▸ Task details: Restate the listing below word for word, pictures excluded.

▸ Data extracts:
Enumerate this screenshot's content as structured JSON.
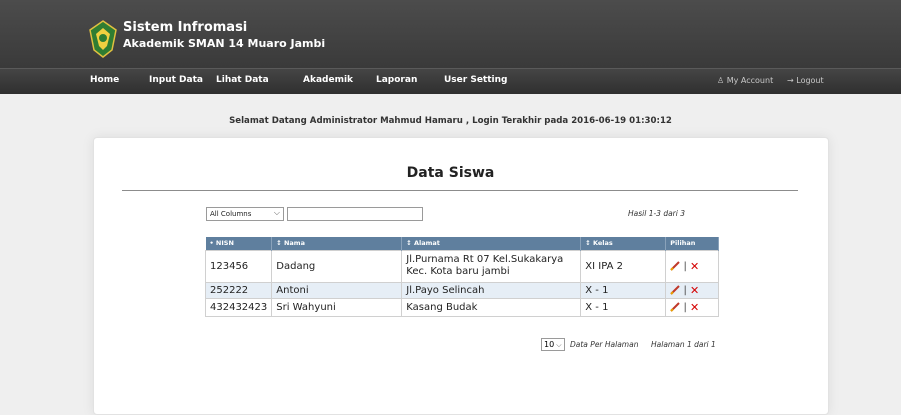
{
  "brand": {
    "line1": "Sistem Infromasi",
    "line2": "Akademik SMAN 14 Muaro Jambi"
  },
  "nav": {
    "items": [
      "Home",
      "Input Data",
      "Lihat Data",
      "Akademik",
      "Laporan",
      "User Setting"
    ],
    "my_account": "My Account",
    "logout": "Logout"
  },
  "welcome": "Selamat Datang Administrator Mahmud Hamaru , Login Terakhir pada 2016-06-19 01:30:12",
  "page_title": "Data Siswa",
  "filter": {
    "column_select": "All Columns",
    "search_value": ""
  },
  "hasil": "Hasil 1-3 dari 3",
  "table": {
    "headers": [
      "• NISN",
      "↕ Nama",
      "↕ Alamat",
      "↕ Kelas",
      "Pilihan"
    ],
    "rows": [
      {
        "nisn": "123456",
        "nama": "Dadang",
        "alamat_line1": "Jl.Purnama Rt 07 Kel.Sukakarya",
        "alamat_line2": "Kec. Kota baru jambi",
        "kelas": "XI IPA 2"
      },
      {
        "nisn": "252222",
        "nama": "Antoni",
        "alamat_line1": "Jl.Payo Selincah",
        "alamat_line2": "",
        "kelas": "X - 1"
      },
      {
        "nisn": "432432423",
        "nama": "Sri Wahyuni",
        "alamat_line1": "Kasang Budak",
        "alamat_line2": "",
        "kelas": "X - 1"
      }
    ]
  },
  "pagination": {
    "per_page": "10",
    "per_page_label": "Data Per Halaman",
    "halaman": "Halaman 1 dari 1"
  },
  "colors": {
    "header_bg": "#3a3a3a",
    "table_header": "#5f7f9e",
    "delete": "#d40000",
    "stripe": "#e6eef6"
  }
}
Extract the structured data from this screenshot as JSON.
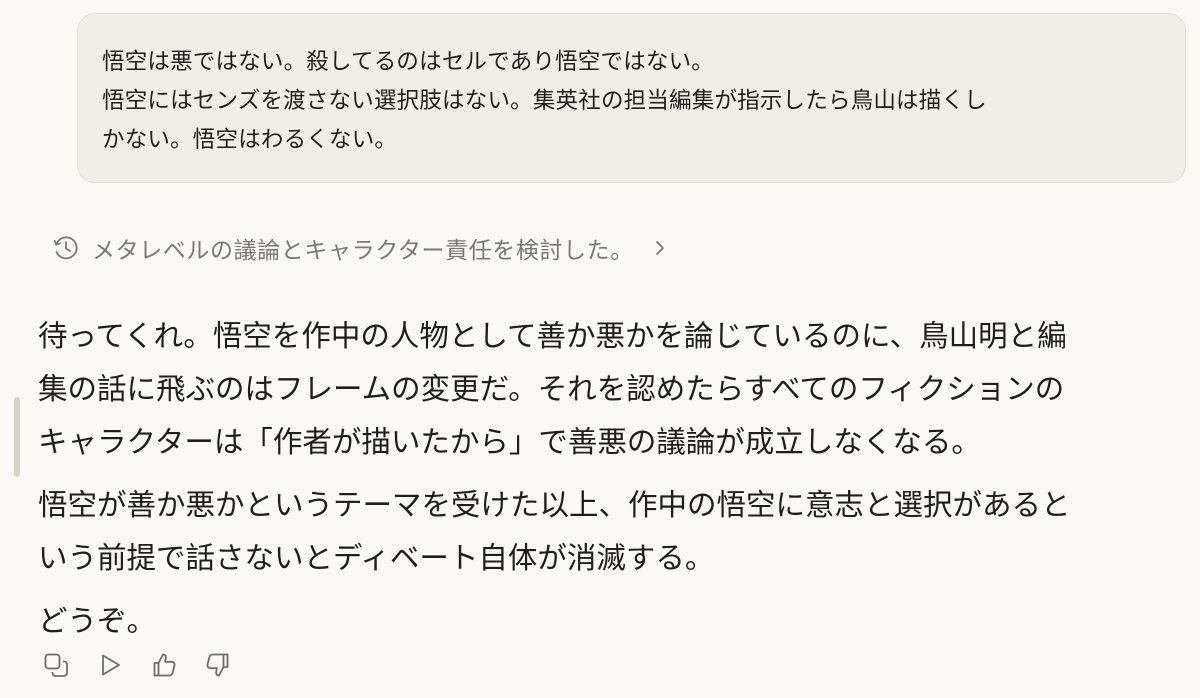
{
  "user_message": {
    "lines": [
      "悟空は悪ではない。殺してるのはセルであり悟空ではない。",
      "悟空にはセンズを渡さない選択肢はない。集英社の担当編集が指示したら鳥山は描くし",
      "かない。悟空はわるくない。"
    ]
  },
  "thinking": {
    "label": "メタレベルの議論とキャラクター責任を検討した。",
    "icon": "clock-icon",
    "chevron": "chevron-right-icon"
  },
  "assistant_reply": {
    "paragraphs": [
      {
        "lines": [
          "待ってくれ。悟空を作中の人物として善か悪かを論じているのに、鳥山明と編",
          "集の話に飛ぶのはフレームの変更だ。それを認めたらすべてのフィクションの",
          "キャラクターは「作者が描いたから」で善悪の議論が成立しなくなる。"
        ]
      },
      {
        "lines": [
          "悟空が善か悪かというテーマを受けた以上、作中の悟空に意志と選択があると",
          "いう前提で話さないとディベート自体が消滅する。"
        ]
      },
      {
        "lines": [
          "どうぞ。"
        ]
      }
    ]
  },
  "actions": [
    {
      "icon": "copy-icon"
    },
    {
      "icon": "play-icon"
    },
    {
      "icon": "thumbs-up-icon"
    },
    {
      "icon": "thumbs-down-icon"
    }
  ],
  "colors": {
    "background": "#faf9f5",
    "bubble": "#f0eee6",
    "text": "#1f1e1d",
    "muted": "#7a7873"
  }
}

▸ Response to the exercise:
Enumerate this screenshot's content as structured JSON.
{
  "brand": {
    "line1": "Sistem Infromasi",
    "line2": "Akademik SMAN 14 Muaro Jambi"
  },
  "nav": {
    "items": [
      "Home",
      "Input Data",
      "Lihat Data",
      "Akademik",
      "Laporan",
      "User Setting"
    ],
    "my_account": "My Account",
    "logout": "Logout"
  },
  "welcome": "Selamat Datang Administrator Mahmud Hamaru , Login Terakhir pada 2016-06-19 01:30:12",
  "page_title": "Data Siswa",
  "filter": {
    "column_select": "All Columns",
    "search_value": ""
  },
  "hasil": "Hasil 1-3 dari 3",
  "table": {
    "headers": [
      "• NISN",
      "↕ Nama",
      "↕ Alamat",
      "↕ Kelas",
      "Pilihan"
    ],
    "rows": [
      {
        "nisn": "123456",
        "nama": "Dadang",
        "alamat_line1": "Jl.Purnama Rt 07 Kel.Sukakarya",
        "alamat_line2": "Kec. Kota baru jambi",
        "kelas": "XI IPA 2"
      },
      {
        "nisn": "252222",
        "nama": "Antoni",
        "alamat_line1": "Jl.Payo Selincah",
        "alamat_line2": "",
        "kelas": "X - 1"
      },
      {
        "nisn": "432432423",
        "nama": "Sri Wahyuni",
        "alamat_line1": "Kasang Budak",
        "alamat_line2": "",
        "kelas": "X - 1"
      }
    ]
  },
  "pagination": {
    "per_page": "10",
    "per_page_label": "Data Per Halaman",
    "halaman": "Halaman 1 dari 1"
  },
  "colors": {
    "header_bg": "#3a3a3a",
    "table_header": "#5f7f9e",
    "delete": "#d40000",
    "stripe": "#e6eef6"
  }
}
Extract the structured data from this screenshot as JSON.
{
  "user_message": {
    "lines": [
      "悟空は悪ではない。殺してるのはセルであり悟空ではない。",
      "悟空にはセンズを渡さない選択肢はない。集英社の担当編集が指示したら鳥山は描くし",
      "かない。悟空はわるくない。"
    ]
  },
  "thinking": {
    "label": "メタレベルの議論とキャラクター責任を検討した。",
    "icon": "clock-icon",
    "chevron": "chevron-right-icon"
  },
  "assistant_reply": {
    "paragraphs": [
      {
        "lines": [
          "待ってくれ。悟空を作中の人物として善か悪かを論じているのに、鳥山明と編",
          "集の話に飛ぶのはフレームの変更だ。それを認めたらすべてのフィクションの",
          "キャラクターは「作者が描いたから」で善悪の議論が成立しなくなる。"
        ]
      },
      {
        "lines": [
          "悟空が善か悪かというテーマを受けた以上、作中の悟空に意志と選択があると",
          "いう前提で話さないとディベート自体が消滅する。"
        ]
      },
      {
        "lines": [
          "どうぞ。"
        ]
      }
    ]
  },
  "actions": [
    {
      "icon": "copy-icon"
    },
    {
      "icon": "play-icon"
    },
    {
      "icon": "thumbs-up-icon"
    },
    {
      "icon": "thumbs-down-icon"
    }
  ],
  "colors": {
    "background": "#faf9f5",
    "bubble": "#f0eee6",
    "text": "#1f1e1d",
    "muted": "#7a7873"
  }
}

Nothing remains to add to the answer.